[Data excerpts]
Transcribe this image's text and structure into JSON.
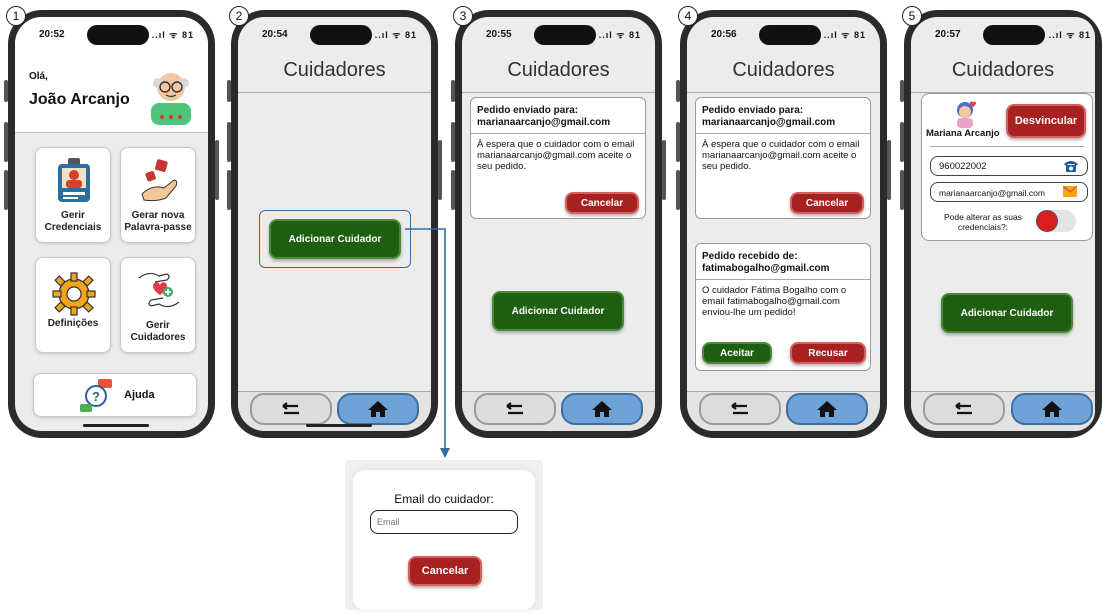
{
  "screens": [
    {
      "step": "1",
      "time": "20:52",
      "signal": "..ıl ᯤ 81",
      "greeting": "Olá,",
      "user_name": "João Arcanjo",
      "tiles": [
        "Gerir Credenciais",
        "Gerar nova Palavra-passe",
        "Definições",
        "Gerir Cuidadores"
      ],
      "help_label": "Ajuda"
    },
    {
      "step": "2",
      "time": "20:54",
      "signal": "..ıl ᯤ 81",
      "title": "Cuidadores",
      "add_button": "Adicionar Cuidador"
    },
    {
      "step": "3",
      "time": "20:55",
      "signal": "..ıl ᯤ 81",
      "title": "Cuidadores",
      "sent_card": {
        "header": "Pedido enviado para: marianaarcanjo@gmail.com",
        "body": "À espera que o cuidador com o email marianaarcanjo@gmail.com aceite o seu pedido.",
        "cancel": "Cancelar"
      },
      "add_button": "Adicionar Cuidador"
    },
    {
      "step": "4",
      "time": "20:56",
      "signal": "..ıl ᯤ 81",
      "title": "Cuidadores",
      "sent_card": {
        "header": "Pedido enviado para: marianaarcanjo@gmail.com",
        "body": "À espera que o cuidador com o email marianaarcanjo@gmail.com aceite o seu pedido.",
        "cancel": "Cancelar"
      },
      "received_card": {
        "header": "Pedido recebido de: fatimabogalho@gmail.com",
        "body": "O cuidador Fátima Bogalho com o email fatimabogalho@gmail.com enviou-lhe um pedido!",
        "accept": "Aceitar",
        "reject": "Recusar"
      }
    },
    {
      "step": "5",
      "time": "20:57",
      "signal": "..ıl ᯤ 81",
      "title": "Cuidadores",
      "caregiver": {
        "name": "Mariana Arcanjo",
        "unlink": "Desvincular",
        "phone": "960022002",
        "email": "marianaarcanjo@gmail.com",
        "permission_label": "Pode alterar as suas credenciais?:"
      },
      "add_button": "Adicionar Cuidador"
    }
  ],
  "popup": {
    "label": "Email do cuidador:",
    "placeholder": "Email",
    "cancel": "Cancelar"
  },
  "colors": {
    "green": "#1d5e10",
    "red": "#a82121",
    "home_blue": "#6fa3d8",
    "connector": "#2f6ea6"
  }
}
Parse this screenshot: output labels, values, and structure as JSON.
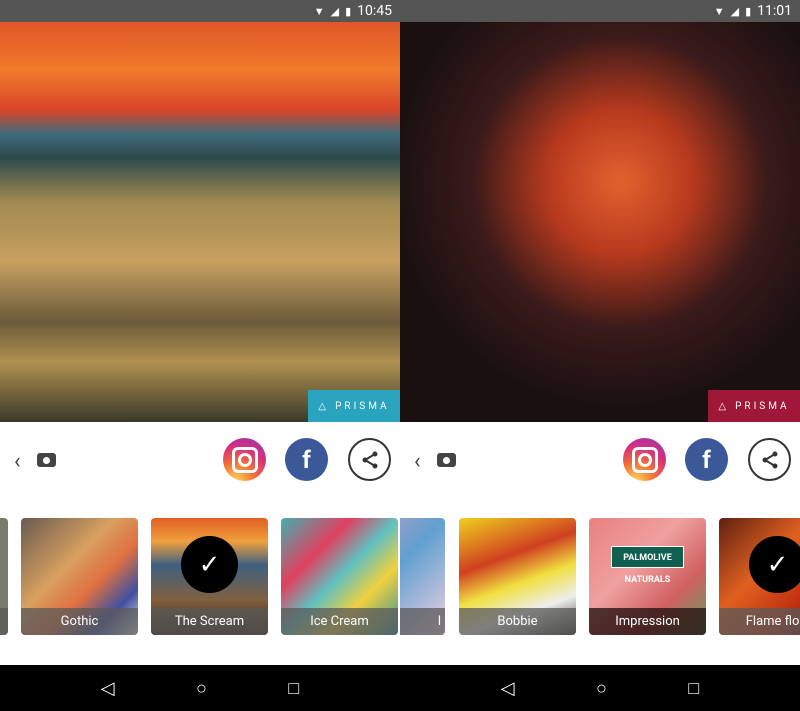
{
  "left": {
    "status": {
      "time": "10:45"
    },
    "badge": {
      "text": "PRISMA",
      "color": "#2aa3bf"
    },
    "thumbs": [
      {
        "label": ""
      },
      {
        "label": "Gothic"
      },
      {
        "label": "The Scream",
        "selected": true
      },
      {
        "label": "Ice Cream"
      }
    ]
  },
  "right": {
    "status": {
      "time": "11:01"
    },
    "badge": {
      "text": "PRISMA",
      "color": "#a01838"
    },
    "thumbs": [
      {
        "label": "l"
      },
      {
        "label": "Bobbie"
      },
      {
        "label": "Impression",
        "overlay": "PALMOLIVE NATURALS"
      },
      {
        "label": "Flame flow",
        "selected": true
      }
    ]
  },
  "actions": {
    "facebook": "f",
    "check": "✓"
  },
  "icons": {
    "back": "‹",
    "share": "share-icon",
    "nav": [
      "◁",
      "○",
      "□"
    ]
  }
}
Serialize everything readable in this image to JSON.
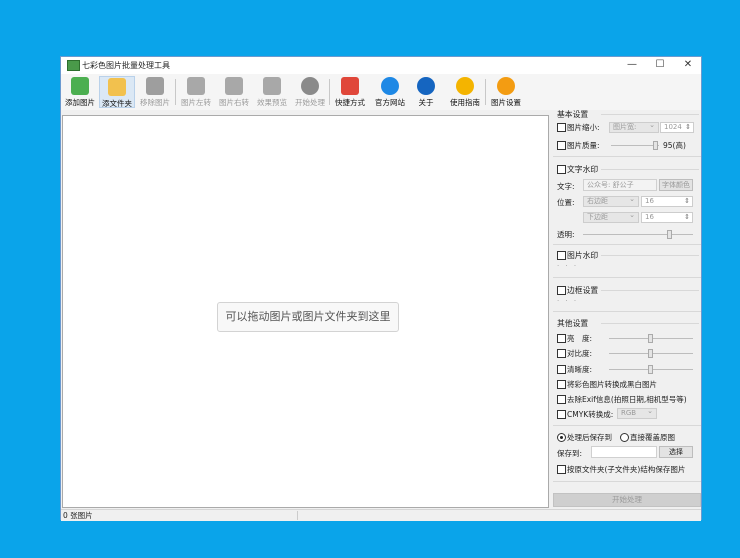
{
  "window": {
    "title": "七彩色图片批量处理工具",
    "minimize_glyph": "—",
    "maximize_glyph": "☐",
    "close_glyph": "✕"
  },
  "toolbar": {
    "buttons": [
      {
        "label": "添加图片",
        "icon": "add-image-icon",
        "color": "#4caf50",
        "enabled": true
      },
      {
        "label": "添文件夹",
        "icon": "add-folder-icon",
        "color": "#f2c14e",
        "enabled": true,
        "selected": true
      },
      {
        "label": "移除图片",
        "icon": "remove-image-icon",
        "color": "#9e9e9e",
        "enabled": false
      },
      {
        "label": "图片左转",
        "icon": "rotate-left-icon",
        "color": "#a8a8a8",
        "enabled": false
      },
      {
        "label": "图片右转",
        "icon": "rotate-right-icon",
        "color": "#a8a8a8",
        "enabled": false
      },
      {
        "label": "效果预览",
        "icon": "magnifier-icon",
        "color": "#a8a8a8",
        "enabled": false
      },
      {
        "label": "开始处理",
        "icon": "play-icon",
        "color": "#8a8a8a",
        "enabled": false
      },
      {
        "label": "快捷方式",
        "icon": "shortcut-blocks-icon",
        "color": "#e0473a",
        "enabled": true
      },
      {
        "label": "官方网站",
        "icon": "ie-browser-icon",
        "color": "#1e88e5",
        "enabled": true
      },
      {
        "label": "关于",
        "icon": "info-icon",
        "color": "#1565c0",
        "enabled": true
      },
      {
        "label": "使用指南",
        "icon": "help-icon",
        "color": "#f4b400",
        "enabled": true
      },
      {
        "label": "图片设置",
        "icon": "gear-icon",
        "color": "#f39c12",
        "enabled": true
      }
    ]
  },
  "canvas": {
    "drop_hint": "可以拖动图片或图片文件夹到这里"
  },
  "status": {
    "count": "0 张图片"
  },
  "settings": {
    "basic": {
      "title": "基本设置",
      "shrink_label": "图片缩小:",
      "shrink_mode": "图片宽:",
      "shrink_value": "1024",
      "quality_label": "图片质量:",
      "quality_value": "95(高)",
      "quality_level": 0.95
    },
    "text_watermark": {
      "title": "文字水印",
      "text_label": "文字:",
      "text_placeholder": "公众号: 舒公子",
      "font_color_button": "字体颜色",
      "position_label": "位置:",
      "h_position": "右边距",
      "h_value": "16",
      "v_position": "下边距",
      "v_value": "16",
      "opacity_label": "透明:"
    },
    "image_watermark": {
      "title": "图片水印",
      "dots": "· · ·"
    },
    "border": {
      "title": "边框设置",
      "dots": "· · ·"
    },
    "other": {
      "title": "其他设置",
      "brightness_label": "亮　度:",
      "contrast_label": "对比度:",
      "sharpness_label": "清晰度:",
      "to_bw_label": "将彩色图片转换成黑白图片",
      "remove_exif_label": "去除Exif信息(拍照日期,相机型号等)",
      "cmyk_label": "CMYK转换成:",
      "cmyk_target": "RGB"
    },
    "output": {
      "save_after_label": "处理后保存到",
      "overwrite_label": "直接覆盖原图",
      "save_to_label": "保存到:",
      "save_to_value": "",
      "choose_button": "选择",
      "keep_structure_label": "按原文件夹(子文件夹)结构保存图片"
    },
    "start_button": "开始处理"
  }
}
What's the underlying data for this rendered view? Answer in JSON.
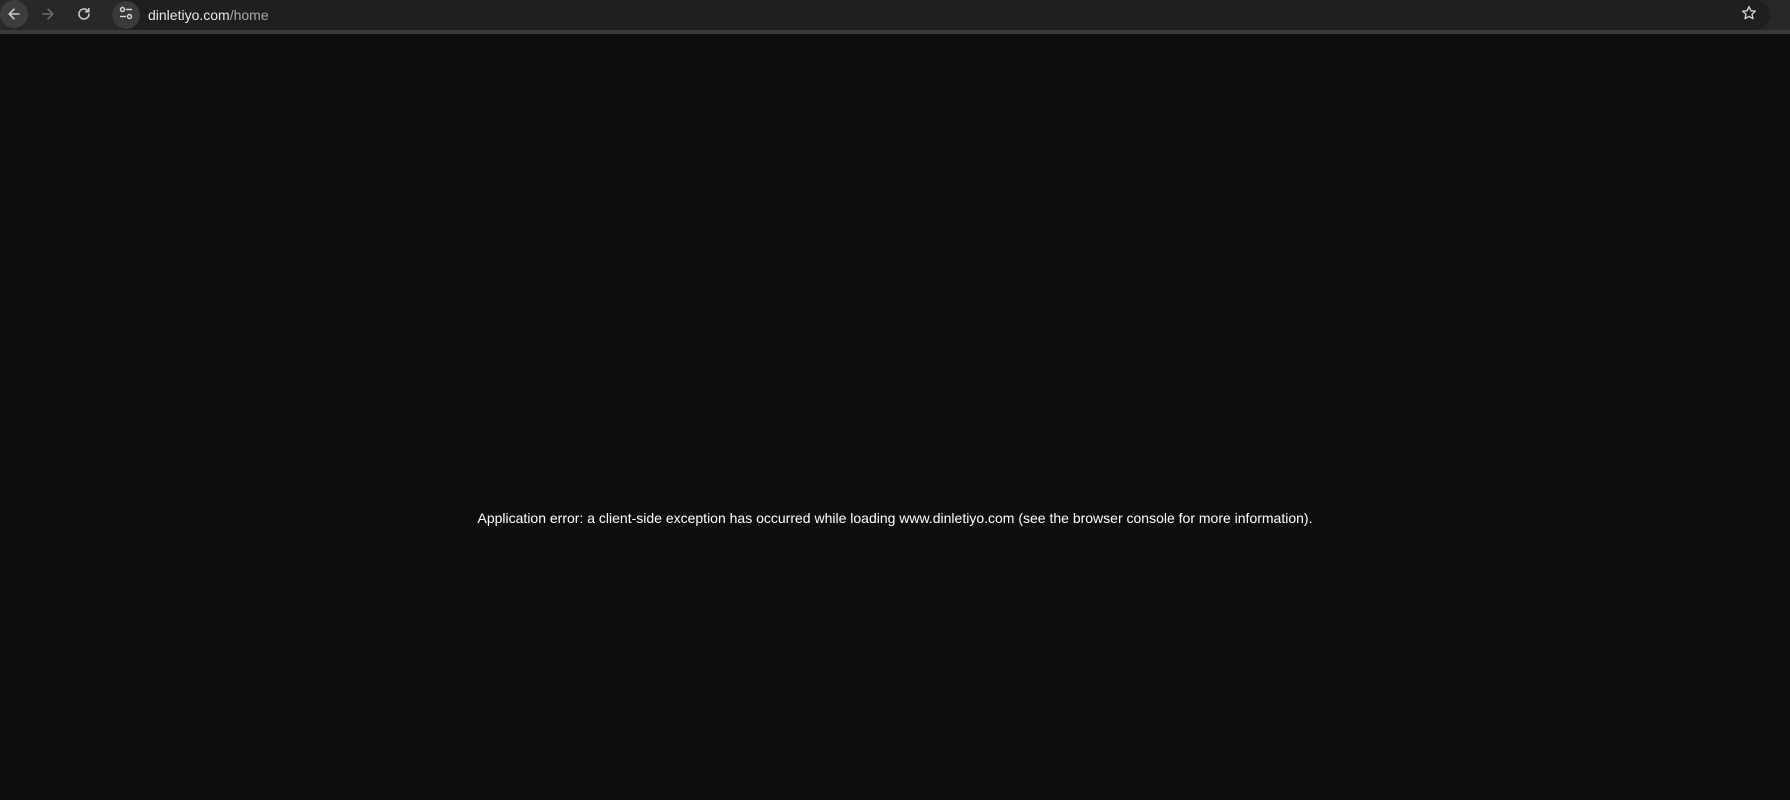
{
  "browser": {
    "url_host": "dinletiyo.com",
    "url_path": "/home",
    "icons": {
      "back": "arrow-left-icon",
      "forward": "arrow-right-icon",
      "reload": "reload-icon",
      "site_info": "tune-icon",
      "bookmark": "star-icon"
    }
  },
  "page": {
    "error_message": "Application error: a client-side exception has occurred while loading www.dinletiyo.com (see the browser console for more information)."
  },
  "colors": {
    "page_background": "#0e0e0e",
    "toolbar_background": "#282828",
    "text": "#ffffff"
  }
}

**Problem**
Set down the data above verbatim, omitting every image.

**Answer space**
Transcribe this image's text and structure into JSON.
{
  "screens": [
    {
      "step": "1",
      "time": "20:52",
      "signal": "..ıl ᯤ 81",
      "greeting": "Olá,",
      "user_name": "João Arcanjo",
      "tiles": [
        "Gerir Credenciais",
        "Gerar nova Palavra-passe",
        "Definições",
        "Gerir Cuidadores"
      ],
      "help_label": "Ajuda"
    },
    {
      "step": "2",
      "time": "20:54",
      "signal": "..ıl ᯤ 81",
      "title": "Cuidadores",
      "add_button": "Adicionar Cuidador"
    },
    {
      "step": "3",
      "time": "20:55",
      "signal": "..ıl ᯤ 81",
      "title": "Cuidadores",
      "sent_card": {
        "header": "Pedido enviado para: marianaarcanjo@gmail.com",
        "body": "À espera que o cuidador com o email marianaarcanjo@gmail.com aceite o seu pedido.",
        "cancel": "Cancelar"
      },
      "add_button": "Adicionar Cuidador"
    },
    {
      "step": "4",
      "time": "20:56",
      "signal": "..ıl ᯤ 81",
      "title": "Cuidadores",
      "sent_card": {
        "header": "Pedido enviado para: marianaarcanjo@gmail.com",
        "body": "À espera que o cuidador com o email marianaarcanjo@gmail.com aceite o seu pedido.",
        "cancel": "Cancelar"
      },
      "received_card": {
        "header": "Pedido recebido de: fatimabogalho@gmail.com",
        "body": "O cuidador Fátima Bogalho com o email fatimabogalho@gmail.com enviou-lhe um pedido!",
        "accept": "Aceitar",
        "reject": "Recusar"
      }
    },
    {
      "step": "5",
      "time": "20:57",
      "signal": "..ıl ᯤ 81",
      "title": "Cuidadores",
      "caregiver": {
        "name": "Mariana Arcanjo",
        "unlink": "Desvincular",
        "phone": "960022002",
        "email": "marianaarcanjo@gmail.com",
        "permission_label": "Pode alterar as suas credenciais?:"
      },
      "add_button": "Adicionar Cuidador"
    }
  ],
  "popup": {
    "label": "Email do cuidador:",
    "placeholder": "Email",
    "cancel": "Cancelar"
  },
  "colors": {
    "green": "#1d5e10",
    "red": "#a82121",
    "home_blue": "#6fa3d8",
    "connector": "#2f6ea6"
  }
}
Parse this screenshot: output labels, values, and structure as JSON.
{
  "left": {
    "status": {
      "time": "10:45"
    },
    "badge": {
      "text": "PRISMA",
      "color": "#2aa3bf"
    },
    "thumbs": [
      {
        "label": ""
      },
      {
        "label": "Gothic"
      },
      {
        "label": "The Scream",
        "selected": true
      },
      {
        "label": "Ice Cream"
      }
    ]
  },
  "right": {
    "status": {
      "time": "11:01"
    },
    "badge": {
      "text": "PRISMA",
      "color": "#a01838"
    },
    "thumbs": [
      {
        "label": "l"
      },
      {
        "label": "Bobbie"
      },
      {
        "label": "Impression",
        "overlay": "PALMOLIVE NATURALS"
      },
      {
        "label": "Flame flow",
        "selected": true
      }
    ]
  },
  "actions": {
    "facebook": "f",
    "check": "✓"
  },
  "icons": {
    "back": "‹",
    "share": "share-icon",
    "nav": [
      "◁",
      "○",
      "□"
    ]
  }
}
Serialize everything readable in this image to JSON.
{
  "window": {
    "title": "七彩色图片批量处理工具",
    "minimize_glyph": "—",
    "maximize_glyph": "☐",
    "close_glyph": "✕"
  },
  "toolbar": {
    "buttons": [
      {
        "label": "添加图片",
        "icon": "add-image-icon",
        "color": "#4caf50",
        "enabled": true
      },
      {
        "label": "添文件夹",
        "icon": "add-folder-icon",
        "color": "#f2c14e",
        "enabled": true,
        "selected": true
      },
      {
        "label": "移除图片",
        "icon": "remove-image-icon",
        "color": "#9e9e9e",
        "enabled": false
      },
      {
        "label": "图片左转",
        "icon": "rotate-left-icon",
        "color": "#a8a8a8",
        "enabled": false
      },
      {
        "label": "图片右转",
        "icon": "rotate-right-icon",
        "color": "#a8a8a8",
        "enabled": false
      },
      {
        "label": "效果预览",
        "icon": "magnifier-icon",
        "color": "#a8a8a8",
        "enabled": false
      },
      {
        "label": "开始处理",
        "icon": "play-icon",
        "color": "#8a8a8a",
        "enabled": false
      },
      {
        "label": "快捷方式",
        "icon": "shortcut-blocks-icon",
        "color": "#e0473a",
        "enabled": true
      },
      {
        "label": "官方网站",
        "icon": "ie-browser-icon",
        "color": "#1e88e5",
        "enabled": true
      },
      {
        "label": "关于",
        "icon": "info-icon",
        "color": "#1565c0",
        "enabled": true
      },
      {
        "label": "使用指南",
        "icon": "help-icon",
        "color": "#f4b400",
        "enabled": true
      },
      {
        "label": "图片设置",
        "icon": "gear-icon",
        "color": "#f39c12",
        "enabled": true
      }
    ]
  },
  "canvas": {
    "drop_hint": "可以拖动图片或图片文件夹到这里"
  },
  "status": {
    "count": "0 张图片"
  },
  "settings": {
    "basic": {
      "title": "基本设置",
      "shrink_label": "图片缩小:",
      "shrink_mode": "图片宽:",
      "shrink_value": "1024",
      "quality_label": "图片质量:",
      "quality_value": "95(高)",
      "quality_level": 0.95
    },
    "text_watermark": {
      "title": "文字水印",
      "text_label": "文字:",
      "text_placeholder": "公众号: 舒公子",
      "font_color_button": "字体颜色",
      "position_label": "位置:",
      "h_position": "右边距",
      "h_value": "16",
      "v_position": "下边距",
      "v_value": "16",
      "opacity_label": "透明:"
    },
    "image_watermark": {
      "title": "图片水印",
      "dots": "· · ·"
    },
    "border": {
      "title": "边框设置",
      "dots": "· · ·"
    },
    "other": {
      "title": "其他设置",
      "brightness_label": "亮　度:",
      "contrast_label": "对比度:",
      "sharpness_label": "清晰度:",
      "to_bw_label": "将彩色图片转换成黑白图片",
      "remove_exif_label": "去除Exif信息(拍照日期,相机型号等)",
      "cmyk_label": "CMYK转换成:",
      "cmyk_target": "RGB"
    },
    "output": {
      "save_after_label": "处理后保存到",
      "overwrite_label": "直接覆盖原图",
      "save_to_label": "保存到:",
      "save_to_value": "",
      "choose_button": "选择",
      "keep_structure_label": "按原文件夹(子文件夹)结构保存图片"
    },
    "start_button": "开始处理"
  }
}
What's the underlying data for this rendered view? Answer in JSON.
{
  "browser": {
    "url_host": "dinletiyo.com",
    "url_path": "/home",
    "icons": {
      "back": "arrow-left-icon",
      "forward": "arrow-right-icon",
      "reload": "reload-icon",
      "site_info": "tune-icon",
      "bookmark": "star-icon"
    }
  },
  "page": {
    "error_message": "Application error: a client-side exception has occurred while loading www.dinletiyo.com (see the browser console for more information)."
  },
  "colors": {
    "page_background": "#0e0e0e",
    "toolbar_background": "#282828",
    "text": "#ffffff"
  }
}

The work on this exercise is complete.